Sylvester Stallone in Assassins (1995)

Almost Stallone's Career Assassination

Having risen to the top of his game, professional assassin Robert Rath (Sylvester Stallone) is growing tired of the killing game and is ready to retire. But before he does he needs to do a couple more jobs, one of which end up leads him to Electra (Julianne Moore) a surveillance expert who becomes his next mark. Electra is not the only person he comes across as Robert also becomes aware of Miguel Bain (Antonio Banderas) a new assassin who wants to be the best and it doesn't take long before Robert realises that for some reason he is being set up. Along with Electra they go on the run with Miguel hot on their trail planning to assassinate Robert in the same way Robert had assassinated his friend another assassin many years earlier.

It's sort of amusing; Sylvester Stallone has made a career for himself as an action hero, making similar movies which often get criticised for being dumb, cheesy and trading on his muscular physique. Yet in "Assassins" we have a different sort of Stallone movie, more of a standard thriller which doesn't rely on Stallone delivering those trademarks and do you know what? It feels wrong, seriously wrong. Stallone comes across as quite dull and in a movie which not only struggles to create tension it also drags on making for a less than spectacular way to spend over 2 hours.

Antonio Banderas in Assassins (1995)

The storyline to "Assassins" is in fact not a bad idea. The best assassin coming towards the end of his career finds himself being set up and tracked down by a younger assassin who wants to be number one. Nice idea and the elements which are weaved in such as surveillance specialist Electra who becomes a mark adds a nice touch. Except that the excitement of this storyline, the edge of your seat tension is lacking making it seem completely dull. It almost plods along, ocassionally pepped up by a couple of nicely crafted action sequences, before it finally finishes after nearly 2 hours of getting to the big climax, the expected face off between number one assassin Robert and Miguel.

What doesn't help is that at times writers Andy and Lana Wachowski, they of "The Matrix" fame, try to be too clever with set pieces which are followed by lack lustre twists. And when it comes to a twist which isn't lacklustre it is so contrived it's laughable. It is because of these set pieces and twists the tension is lost and it doesn't help that director Richard Donner doesn't seem sure how to handle these scenes. It makes "Assassins" an uneven, unmemorable movie which really struggles to grab your attention as it almost has a feeling of one false ending after another.

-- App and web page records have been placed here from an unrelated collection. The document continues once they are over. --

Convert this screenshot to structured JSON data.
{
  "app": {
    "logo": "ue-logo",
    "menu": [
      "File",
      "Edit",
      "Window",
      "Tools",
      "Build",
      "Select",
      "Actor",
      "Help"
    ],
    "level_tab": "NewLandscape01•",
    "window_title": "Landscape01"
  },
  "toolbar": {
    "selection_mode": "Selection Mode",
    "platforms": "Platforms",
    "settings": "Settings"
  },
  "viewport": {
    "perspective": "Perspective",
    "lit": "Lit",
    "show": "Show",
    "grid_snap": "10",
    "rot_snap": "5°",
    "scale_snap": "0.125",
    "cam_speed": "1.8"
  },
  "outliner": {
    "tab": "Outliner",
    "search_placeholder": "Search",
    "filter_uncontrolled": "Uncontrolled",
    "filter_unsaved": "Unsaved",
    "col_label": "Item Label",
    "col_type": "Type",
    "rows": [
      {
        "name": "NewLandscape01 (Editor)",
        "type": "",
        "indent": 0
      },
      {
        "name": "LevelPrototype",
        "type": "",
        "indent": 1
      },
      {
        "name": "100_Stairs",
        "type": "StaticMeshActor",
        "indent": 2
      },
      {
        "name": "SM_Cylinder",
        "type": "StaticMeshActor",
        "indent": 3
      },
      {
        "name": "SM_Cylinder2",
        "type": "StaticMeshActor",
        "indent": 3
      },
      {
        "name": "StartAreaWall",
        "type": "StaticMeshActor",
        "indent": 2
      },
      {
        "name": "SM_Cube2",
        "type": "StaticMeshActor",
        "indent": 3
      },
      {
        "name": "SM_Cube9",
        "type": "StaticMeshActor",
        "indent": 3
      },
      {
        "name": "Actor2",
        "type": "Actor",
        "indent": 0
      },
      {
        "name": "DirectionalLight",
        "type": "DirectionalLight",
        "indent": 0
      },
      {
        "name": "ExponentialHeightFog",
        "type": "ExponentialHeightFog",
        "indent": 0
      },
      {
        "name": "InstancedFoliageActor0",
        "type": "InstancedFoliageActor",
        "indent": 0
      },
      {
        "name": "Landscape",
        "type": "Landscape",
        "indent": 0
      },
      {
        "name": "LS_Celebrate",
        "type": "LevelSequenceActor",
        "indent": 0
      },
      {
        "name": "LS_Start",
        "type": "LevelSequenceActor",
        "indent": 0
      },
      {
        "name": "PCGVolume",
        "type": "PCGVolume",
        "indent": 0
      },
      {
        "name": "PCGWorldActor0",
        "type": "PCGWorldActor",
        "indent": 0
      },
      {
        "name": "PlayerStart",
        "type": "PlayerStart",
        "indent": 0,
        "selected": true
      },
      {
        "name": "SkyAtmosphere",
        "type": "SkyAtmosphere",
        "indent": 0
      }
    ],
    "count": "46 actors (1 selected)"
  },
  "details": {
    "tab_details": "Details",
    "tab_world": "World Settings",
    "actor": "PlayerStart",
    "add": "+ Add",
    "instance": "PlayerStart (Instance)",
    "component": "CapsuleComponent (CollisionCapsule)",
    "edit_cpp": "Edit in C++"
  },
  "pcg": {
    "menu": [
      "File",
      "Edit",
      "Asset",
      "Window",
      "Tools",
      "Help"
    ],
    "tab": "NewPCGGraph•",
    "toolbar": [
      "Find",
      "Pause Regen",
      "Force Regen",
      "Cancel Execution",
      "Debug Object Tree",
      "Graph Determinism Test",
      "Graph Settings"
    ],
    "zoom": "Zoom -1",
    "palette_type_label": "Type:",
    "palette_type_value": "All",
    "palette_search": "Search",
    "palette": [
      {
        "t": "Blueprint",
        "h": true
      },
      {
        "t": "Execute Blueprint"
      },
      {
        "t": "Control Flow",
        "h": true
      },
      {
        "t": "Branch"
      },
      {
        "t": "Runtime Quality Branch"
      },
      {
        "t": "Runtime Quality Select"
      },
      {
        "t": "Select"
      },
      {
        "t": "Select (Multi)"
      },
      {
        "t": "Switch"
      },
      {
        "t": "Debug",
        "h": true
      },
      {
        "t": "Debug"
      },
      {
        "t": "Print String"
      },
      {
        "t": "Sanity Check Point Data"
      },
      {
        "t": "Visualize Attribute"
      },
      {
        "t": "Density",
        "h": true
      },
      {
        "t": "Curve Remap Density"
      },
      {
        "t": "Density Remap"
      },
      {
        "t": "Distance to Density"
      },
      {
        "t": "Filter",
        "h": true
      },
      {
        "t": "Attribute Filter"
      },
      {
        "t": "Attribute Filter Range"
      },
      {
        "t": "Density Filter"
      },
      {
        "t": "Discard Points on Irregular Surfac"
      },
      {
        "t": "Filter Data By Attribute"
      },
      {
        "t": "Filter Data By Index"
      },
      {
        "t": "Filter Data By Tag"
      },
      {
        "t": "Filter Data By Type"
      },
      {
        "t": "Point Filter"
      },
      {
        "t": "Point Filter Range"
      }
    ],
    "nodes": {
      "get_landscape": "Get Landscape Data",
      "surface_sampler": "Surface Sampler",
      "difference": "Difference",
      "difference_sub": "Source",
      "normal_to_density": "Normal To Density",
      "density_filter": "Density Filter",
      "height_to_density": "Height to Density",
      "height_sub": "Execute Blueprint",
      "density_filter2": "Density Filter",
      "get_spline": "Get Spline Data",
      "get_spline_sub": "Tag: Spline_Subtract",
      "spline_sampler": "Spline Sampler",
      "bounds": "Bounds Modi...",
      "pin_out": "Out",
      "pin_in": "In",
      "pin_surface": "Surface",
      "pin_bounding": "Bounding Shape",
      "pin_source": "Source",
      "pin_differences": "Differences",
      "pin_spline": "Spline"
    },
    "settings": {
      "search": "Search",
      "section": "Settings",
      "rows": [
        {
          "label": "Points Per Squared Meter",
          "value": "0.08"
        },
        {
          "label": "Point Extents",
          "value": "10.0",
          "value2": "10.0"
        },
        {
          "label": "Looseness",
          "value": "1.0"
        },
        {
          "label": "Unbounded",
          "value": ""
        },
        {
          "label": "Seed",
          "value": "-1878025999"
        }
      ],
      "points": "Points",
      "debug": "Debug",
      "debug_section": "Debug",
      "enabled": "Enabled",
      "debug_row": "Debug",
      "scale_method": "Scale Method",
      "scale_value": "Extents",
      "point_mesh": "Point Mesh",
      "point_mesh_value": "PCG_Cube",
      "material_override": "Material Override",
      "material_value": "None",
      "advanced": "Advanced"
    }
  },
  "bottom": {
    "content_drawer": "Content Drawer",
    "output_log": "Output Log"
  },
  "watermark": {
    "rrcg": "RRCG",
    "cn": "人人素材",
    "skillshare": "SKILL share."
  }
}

Where "Assassins" does come together is when director Richard Donner gets to deliver an action scene. Wonderfully choreographed, full of pace and style these scenes are the only things which make you sit up and pay attention. As you would expect with two assassins after one another there are some nice gun battles and stand offs, especially a memorable scene in a taxi cab which culminates with a brilliant chase scene. But even though these action scenes work they are not enough to make "Assassins" in honesty any better.

What this all boils down to is that "Assassins" is a very mixed up movie. It's trying to be an action thriller, but the thriller part of it never works and some of the action fails to come together. The performances don't really help and with Stallone trying to shed his trademarks makes it feel strangely wrong. But at over 2 hours it feels over long and seems to drag till you get the expected big climax, which in itself is drawn out.